Local Knowledge

By Todd Raisch, CGCS at Ridgewood Country Club

In a few short weeks, our club will be welcoming the top 125 players on the PGA TOUR to Ridgewood Country Club (RCC) for The Barclays, the first leg of the FedEx Cup Playoffs.  Having a bit of local knowledge about course maintenance and some of the unique characteristics of our property might be the key to pros advancing to the next round of the Playoffs for a shot at the $10 million winner’s share or going on an early vacation.

The same is true for the rest of us at our own “playoffs” - whether competing in Met Area events, a club member-guest or just a $5 Nassau –the Golf Course Superintendent can often times be a great source of information about some little known or overlooked course subtleties.

Even for members that have played at their Club for decades, every course is constantly evolving with maintenance projects being done that affect how the holes play.  Here are a few questions that you might want to ask the Superintendent whether it is your first or thousandth time out on a given course:

During normal play what are the firmest greens?
The firmness of a green surface can be just as important, or even more important, than green speed. Despite a new era of moisture meters and precision watering practices, there are still differences in how greens hold moisture. For instance at RCC, the second green on our “Center” nine is almost always the firmest green on the course, as it is elevated and more exposed.

What greens dry out the quickest on a high and dry day? 


Playing a championship round early in the morning may not reveal much of a difference across the course, but by 1:00 pm on an 85 degree, low humidity day, there will definitely be certain greens that are firmer than other that others that never fully dry out. [Remember the final round of the 2004 U.S. Open at Shinnecock?

Do any of the bunkers have different sand or construction methods than the others? 


Some bunkers may have new drainage, some may not. Depending on when and how various bunkers on the course were constructed, conditions in some may be slightly firmer than others. While we strive to deliver consistency, perfect uniformity is not the goal – they are “hazards!”

What areas of rough grow faster than the rest of the course and must be avoided? 


Whether it is because of grass species variety, a more nutrient rich soil or an area that doesn't drain as well, there are areas that grow more quickly and thicker than others that knowledgeable players know to avoid.

Are there certain greens being treated differently than others with regards to green speed?
Most courses have one or two greens that, due to the severity of slope, surrounding growing conditions or other special factors where the speed on the stimpmeter may vary from most of the course. Knowing these greens can help avoid these dreaded three putts.

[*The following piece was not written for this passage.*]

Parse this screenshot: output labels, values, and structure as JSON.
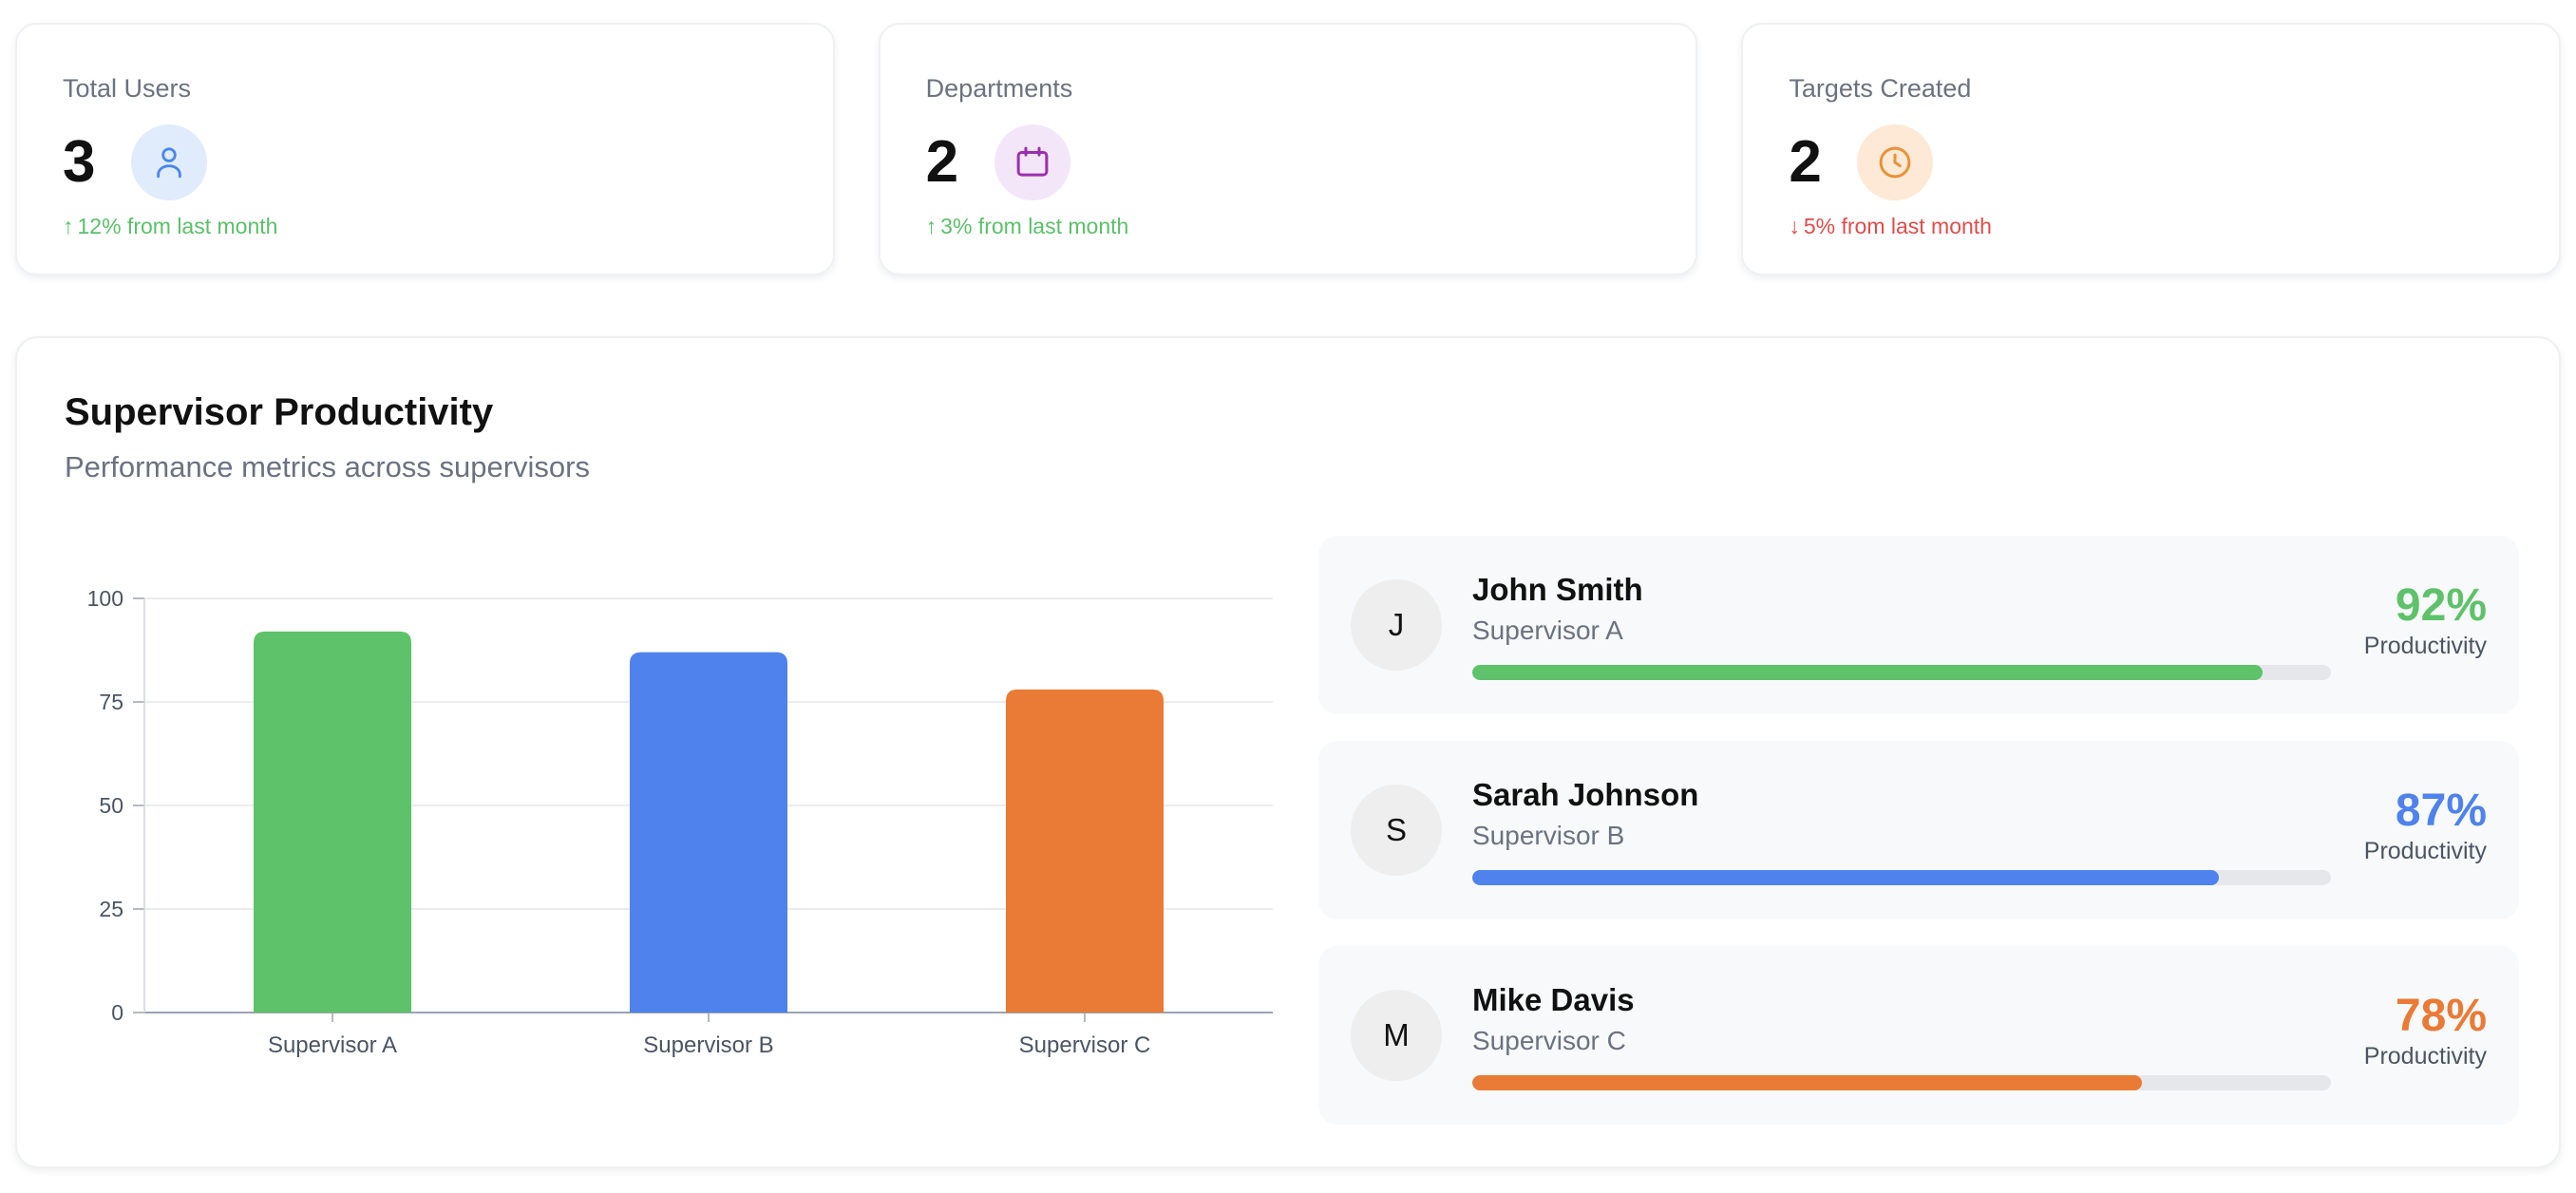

Individually, each of these factors may not make much impact on your score, but when you consider all of them, they could give you a slight edge over those who are less informed.  Being well prepared with all of the course information can save not only a couple of shots out on the course, but maybe even a few dollars at the end of a close match with friends at the 19th hole!